, NAIROBI, Kenya, Nov 16 – Everything else remains crystal clear in her mind, but she cannot tell what the time was.
She thinks it was past midnight.
You see, for her, a watch or any other accessory is such a luxury that she would effortlessly trade it for food or shelter.
Halima (not her real name), her five-years daughter was already snoring but hunger coupled with the chilly weather wouldn’t allow her to sleep.
So, she had decided to just lay down hoping to catch some sleep later in the night – if it came – but also hold vigilance for her daughter.
But just then, two men with bottles in hand came by.
“They did not utter a word, they came directly to me and started undressing me,” Grace Wahu, a member of the street family told Capital FM News.
It was outside City Hall, just past the Supreme Court roundabout, where Wahu and her daughter were sleeping in a sack.
The same sack she was sitting on during the interview, while her daughter could be seen playing with some other street children, just a few metres away.
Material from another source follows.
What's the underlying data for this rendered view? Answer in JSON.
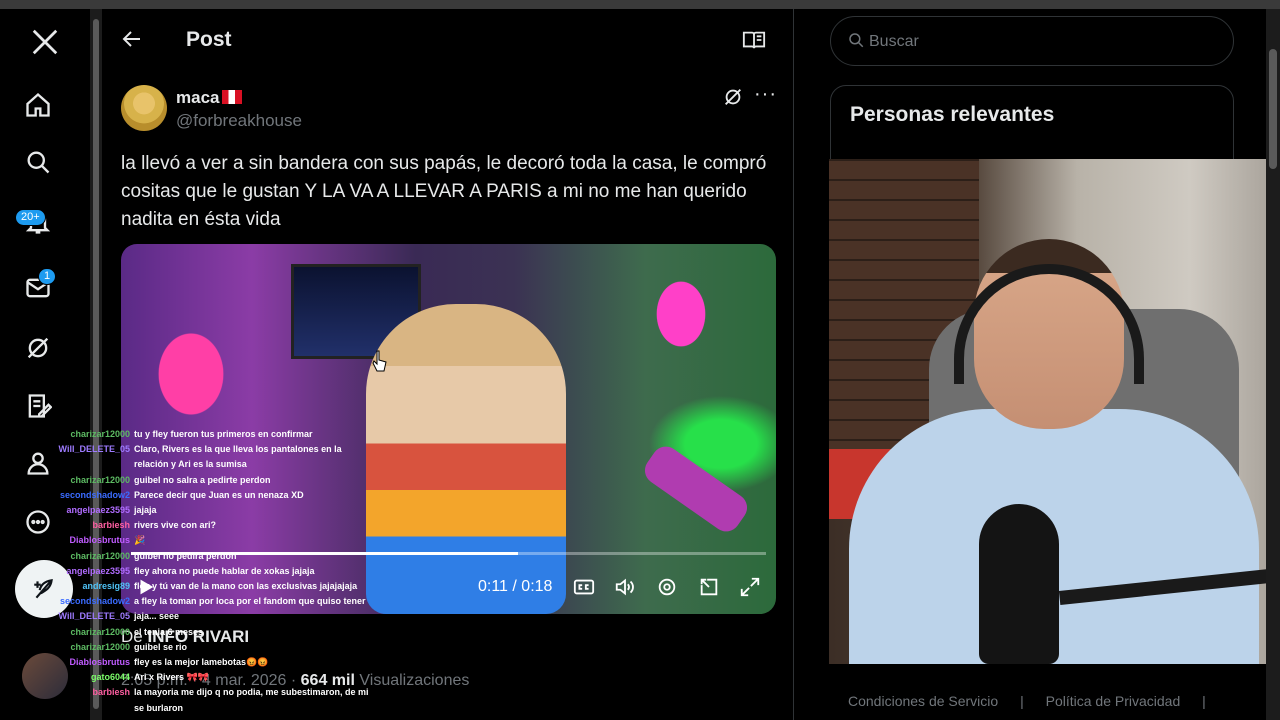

On this night, in October, she thought these were just her “bigger male street colleagues” up to steal from her, but they were after something else; her body.
“I resisted but I was doing it so cautiously because I did not want my daughter to wake up, she may start screaming or turn out to be a target as well,” she narrated.
Subdued by the two callous men, she gave in to their demands. One after the other, they raped her.
An ordeal, she says lasted for a few minutes, but they did not use any protection.
“They would have hit me with a bottle if I turned out to be violent…it is better they do it to me than my daughter,” shyly, and looking away from this reporter, Wahu said.
Her voice all along was emotionless; one would have been excused for thinking she was narrating someone else’s experience.
But her eyes were betraying her.
There was guilt in her eyes, maybe because she should not be sharing this information with a male stranger or fear that I may wrongly judge her for who she is not.
The following day, exhausted, fatigued and traumatized, Wahu sought medical attention in a Kawangware clinic at around 11am.
“I am still under medication,” the 27-year-old, and a mother of one said.
“I want to stay alone with my child. I don’t want to get married…I hate men.”
After the October incident, Wahu moved to one of the slums, where she is now renting a one bedroom house.
“At the end of the month, I have to pay a thousand shillings to continue staying there. I have to borrow money to survive,” Wahu, who has all along been holding an orange cup, with some coins said.
– Swollen hand, injured head –
Lucy Wanjiku, 45, was emotional all along the interview and we had to pose several times. Every time she started crying over her past, her current life and how she found herself in the streets.
Her woes, she says, started following the death of her husband in 2013.
“He was buried in Busia County but I was not accepted by his siblings,” the mother of one said.
She came to the city, jobless but with a few savings, rented a house in Kayole but would be later kicked out after several months of failing to pay rent.
“Everything was taken to recover the unpaid rent,” she said.
Her now 25-year-old daughter was ‘adopted’ by her brother, while she promised to work hard for her future.
“I did not want to go back home,” she says, pauses, then starts crying.
After a while she says, “my father died and my mother has to take care of our three brothers, who are mentally unstable.”
“Why should I go and become another burden?” she asked.
Though she has not undergone Wahu’s experience, she has been stripped naked on several occasions. All the time, she has been lucky to escape the hands of the rapists.
She has a swollen hand after she was hit by men who wanted to rape her a few weeks ago.
“Life in the streets is hard. They come (street boys) where we are sleeping and start attacking us. They steal what we have gathered during the day,” she said.
“Many have lost their lives. If we go to report to police, they do not act, I wonder whether it is normal to them or not.”
Already, her voice is husky and full of pain as she narrates her experience.
While some get unwanted pregnancies, others are infected with diseases.
“We are usually given sanitary towels by some women at Uhuru Park, but as soon as they leave, they are stolen,” she pointed out.
And that is the story of Lucy Wanjiku, a mother of three, who came to Nairobi as a house girl.
She would later go to Mathare slums, as a wife, in 2000.
Some six years later, the husband died and left her with two children.
“I was not working, so it is only in the streets that I could survive without paying rent. My mother who is a single mother is not well up, there is no way I would have gone back to her,” she says.
But out in the streets, it is no easy.
“Other than women, they also target small boys,” she said.
She too was hit on the head after she declined sexual advances from men in the streets, and though she managed to escape, her head bears a scar.
Life in the streets is hard for everyone, but for women, it is ineffable.
Nairobi Governor Mike Sonko has promised to employ members of the street families, as casual workers for the county, a move they say if implemented would greatly change their lives.